> [Try it]
Your answer should consist of the lines in the data below that contain "number".

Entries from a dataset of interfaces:
* * * * * * * * *

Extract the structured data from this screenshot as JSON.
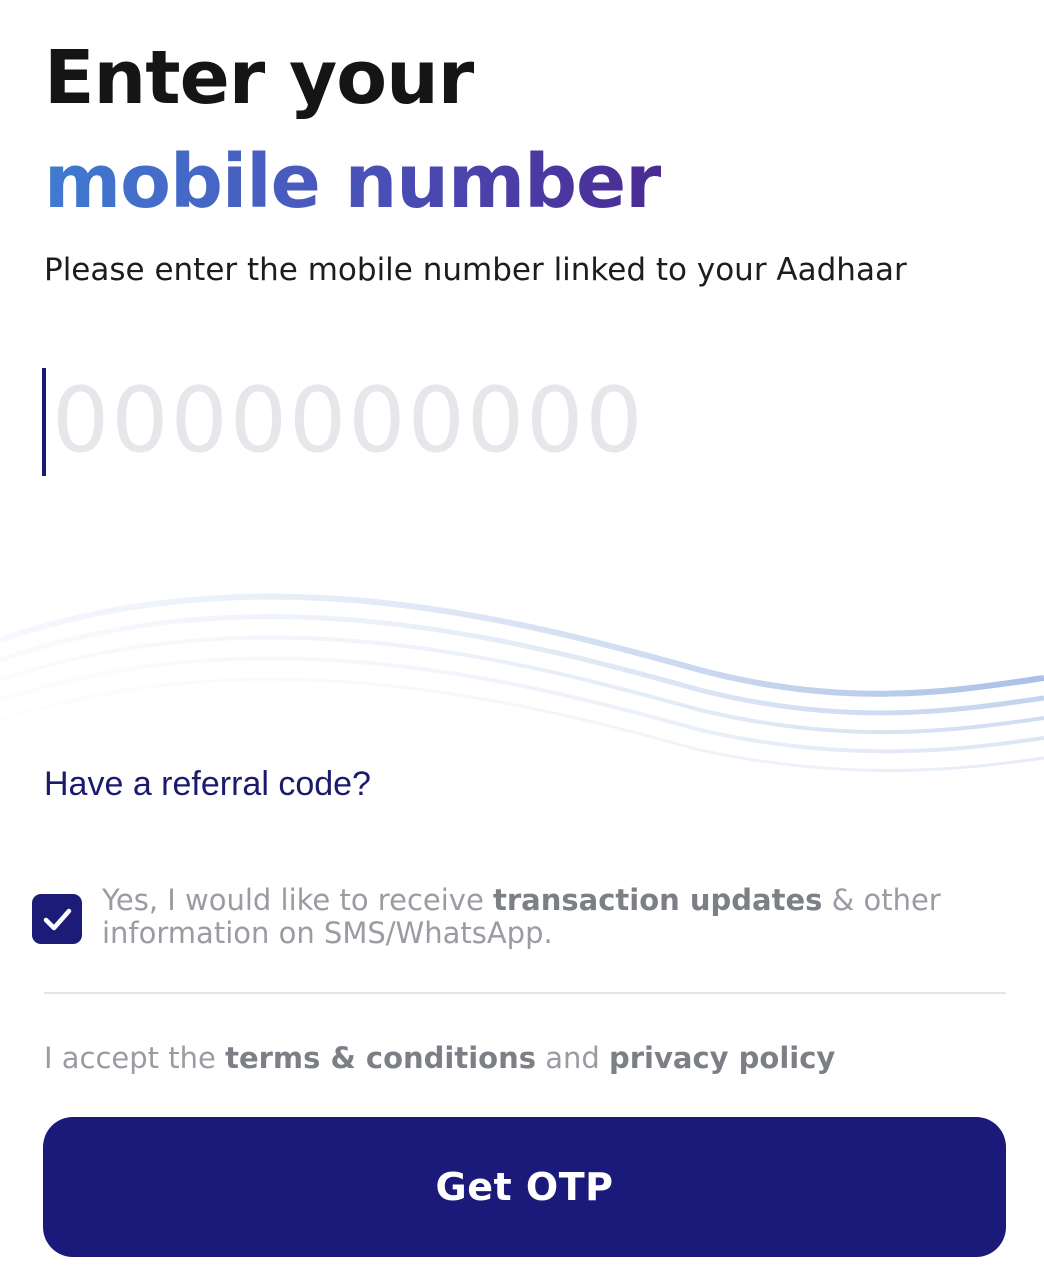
{
  "header": {
    "title_line1": "Enter your",
    "title_line2": "mobile number",
    "subtitle": "Please enter the mobile number linked to your Aadhaar"
  },
  "mobile_input": {
    "value": "",
    "placeholder": "0000000000"
  },
  "referral": {
    "label": "Have a referral code?"
  },
  "consent": {
    "checked": true,
    "text_before": "Yes, I would like to receive ",
    "text_bold": "transaction updates",
    "text_after": " & other information on SMS/WhatsApp."
  },
  "terms": {
    "prefix": "I accept the ",
    "terms_link": "terms & conditions",
    "middle": " and ",
    "privacy_link": "privacy policy"
  },
  "cta": {
    "label": "Get OTP"
  },
  "colors": {
    "primary": "#1b1a7a",
    "title_gradient_start": "#3f7bd0",
    "title_gradient_end": "#4a2a93",
    "muted_text": "#9a9ca2"
  },
  "icons": {
    "checkbox": "checkmark-icon"
  }
}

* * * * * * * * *

> [Solution to the exercise]
    "title_line2": "mobile number",
    "subtitle": "Please enter the mobile number linked to your Aadhaar"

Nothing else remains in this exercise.